Latin Mass attendance is rising, contrary to most religious trends in America and the West. There is value in the old forms, for certain, but do they only represent a yearning for meaning in a time that's now long past? Can we even go back to a culture where such deep and rich traditions held meaning in a larger societal context? Can interest in the old ways change the tide? 

If I ever returned to church, it would probably be to Orthodoxy, whose ancient forms, defense of tradition, and theological stances hold great appeal for me. On principle alone, I can't return to the church of Pope Francis, with his constant hectoring of people who don't toe the line on obeying the Caesars of COVID dogma. Which is sad, because it was Francis who helped bring me back to the church with his pastoral and compassionate approach. I thought he struck a sensible middle ground between the legalistic fundamentalists who never got the memo that the Crusades were over and the fuzzy-headed liberals who festoon their churches with rainbow flags while draining their theology of any meaning other than "be nice like Jesus." But Francis seems to have lost the script. I get now why traditionalists never really liked him.
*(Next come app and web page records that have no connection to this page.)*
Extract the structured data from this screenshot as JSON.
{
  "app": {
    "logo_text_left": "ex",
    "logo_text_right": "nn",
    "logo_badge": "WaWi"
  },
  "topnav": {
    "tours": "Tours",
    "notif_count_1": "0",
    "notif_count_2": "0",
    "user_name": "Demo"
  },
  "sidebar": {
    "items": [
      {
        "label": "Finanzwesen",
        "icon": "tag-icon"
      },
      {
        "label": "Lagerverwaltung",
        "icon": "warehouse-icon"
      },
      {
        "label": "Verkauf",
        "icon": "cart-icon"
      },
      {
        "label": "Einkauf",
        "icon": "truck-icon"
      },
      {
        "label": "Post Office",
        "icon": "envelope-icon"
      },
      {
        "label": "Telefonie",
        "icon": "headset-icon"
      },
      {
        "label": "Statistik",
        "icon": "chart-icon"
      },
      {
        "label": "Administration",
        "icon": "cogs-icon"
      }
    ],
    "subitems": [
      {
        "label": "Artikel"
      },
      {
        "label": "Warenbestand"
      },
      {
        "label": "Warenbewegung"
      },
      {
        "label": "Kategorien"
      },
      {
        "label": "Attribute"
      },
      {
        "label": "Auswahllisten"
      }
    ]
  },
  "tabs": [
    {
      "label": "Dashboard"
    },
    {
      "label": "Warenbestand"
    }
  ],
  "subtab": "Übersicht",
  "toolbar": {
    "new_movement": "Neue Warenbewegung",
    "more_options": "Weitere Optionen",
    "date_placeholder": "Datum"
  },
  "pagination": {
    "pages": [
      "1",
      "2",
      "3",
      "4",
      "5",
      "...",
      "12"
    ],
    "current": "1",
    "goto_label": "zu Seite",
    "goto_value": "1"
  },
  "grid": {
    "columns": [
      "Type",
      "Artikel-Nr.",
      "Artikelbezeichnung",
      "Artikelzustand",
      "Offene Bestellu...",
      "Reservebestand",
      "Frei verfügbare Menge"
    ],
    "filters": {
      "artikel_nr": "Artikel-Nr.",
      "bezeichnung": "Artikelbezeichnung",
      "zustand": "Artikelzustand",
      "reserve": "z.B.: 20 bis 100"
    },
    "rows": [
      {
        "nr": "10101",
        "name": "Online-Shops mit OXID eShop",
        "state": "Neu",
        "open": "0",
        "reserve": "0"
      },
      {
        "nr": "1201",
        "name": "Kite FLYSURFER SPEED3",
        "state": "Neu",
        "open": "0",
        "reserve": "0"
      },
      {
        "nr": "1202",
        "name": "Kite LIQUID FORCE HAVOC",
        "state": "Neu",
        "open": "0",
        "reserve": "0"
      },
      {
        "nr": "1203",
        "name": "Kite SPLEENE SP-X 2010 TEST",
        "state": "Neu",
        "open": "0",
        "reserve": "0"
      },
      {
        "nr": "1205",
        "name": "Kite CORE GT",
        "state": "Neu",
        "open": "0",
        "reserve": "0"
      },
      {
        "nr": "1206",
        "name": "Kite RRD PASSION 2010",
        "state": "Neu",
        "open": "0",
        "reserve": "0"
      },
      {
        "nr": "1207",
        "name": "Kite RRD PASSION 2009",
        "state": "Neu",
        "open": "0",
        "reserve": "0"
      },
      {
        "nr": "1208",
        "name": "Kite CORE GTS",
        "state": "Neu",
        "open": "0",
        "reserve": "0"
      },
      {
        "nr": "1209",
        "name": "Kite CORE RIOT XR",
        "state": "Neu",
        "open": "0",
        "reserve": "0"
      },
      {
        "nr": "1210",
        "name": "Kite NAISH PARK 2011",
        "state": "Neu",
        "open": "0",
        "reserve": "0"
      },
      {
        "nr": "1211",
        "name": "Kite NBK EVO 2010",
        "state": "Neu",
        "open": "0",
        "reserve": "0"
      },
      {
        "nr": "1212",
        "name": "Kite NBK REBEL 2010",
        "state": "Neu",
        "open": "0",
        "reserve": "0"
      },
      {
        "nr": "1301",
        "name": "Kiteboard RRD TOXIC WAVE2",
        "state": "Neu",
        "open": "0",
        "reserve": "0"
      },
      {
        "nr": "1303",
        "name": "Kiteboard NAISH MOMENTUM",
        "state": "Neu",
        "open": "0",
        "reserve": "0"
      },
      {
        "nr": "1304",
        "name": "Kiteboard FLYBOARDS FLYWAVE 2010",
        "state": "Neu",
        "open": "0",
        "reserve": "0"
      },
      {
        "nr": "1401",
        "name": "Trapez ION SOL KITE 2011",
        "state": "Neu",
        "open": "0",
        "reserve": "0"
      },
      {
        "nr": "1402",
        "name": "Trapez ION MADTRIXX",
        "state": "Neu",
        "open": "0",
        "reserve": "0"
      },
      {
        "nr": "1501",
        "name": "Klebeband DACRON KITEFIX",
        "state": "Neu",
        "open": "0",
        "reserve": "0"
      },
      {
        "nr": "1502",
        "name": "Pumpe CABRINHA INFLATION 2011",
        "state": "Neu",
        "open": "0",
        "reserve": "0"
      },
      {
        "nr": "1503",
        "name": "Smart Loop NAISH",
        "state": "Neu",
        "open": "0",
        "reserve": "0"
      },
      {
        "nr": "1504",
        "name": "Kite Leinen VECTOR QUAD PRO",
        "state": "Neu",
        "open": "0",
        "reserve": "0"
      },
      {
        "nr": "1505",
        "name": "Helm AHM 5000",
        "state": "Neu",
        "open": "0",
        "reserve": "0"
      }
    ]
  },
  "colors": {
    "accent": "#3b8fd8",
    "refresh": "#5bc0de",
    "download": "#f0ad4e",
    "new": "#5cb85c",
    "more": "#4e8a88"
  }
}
There's nothing inherently wrong with blending different theological ideas into something new, provided the new thing serves a uniting and uplifting purpose and isn't just a weak, self-serving expression of someone's transient feelings. After all, it's often forgotten that even Christianity was the result of a "remix" of Hebrew and Hellenistic ideas. Plato's ideas exerted their influence on the early church, Plotinus and the Neoplatonists informed Augustine's theology, and Aquinas drew from Aristotle. Maybe the answer, then, is to go back to the beginning, to those great Greek minds, and see how they influenced Western thought and religion in the first place. In doing so, we might be able to revitalize the ideals that the West was founded on. Maybe we can get the West back on course, whether that means a return to the ideals of the past or the beginning of a healthy new direction based on those bedrock values. Either way, maybe it's not too late. 

In fact, maybe philosophy is exactly what we need in this pivotal moment. Maybe we need to open ourselves again to ask those Big Questions about existence and its meaning. We're so eager for answers when maybe we just need to sit with those questions for a while, in the liminal space of "I don't know," and see where the speculation leads us.

At his trial, Socrates held that the unexamined life is not worth living. Like so many before and after him, he died because he challenged society's power brokers. And yet even after he was sentenced to die, he didn't flinch from his conviction that nothing was so important as the tireless pursuit of wisdom, which for him came through relentless questioning. In following his example, may we also find our way to a wisdom that will lead us forward as one, whether that means a return to the old ways, an adoption of a rational new way, or a little bit of both.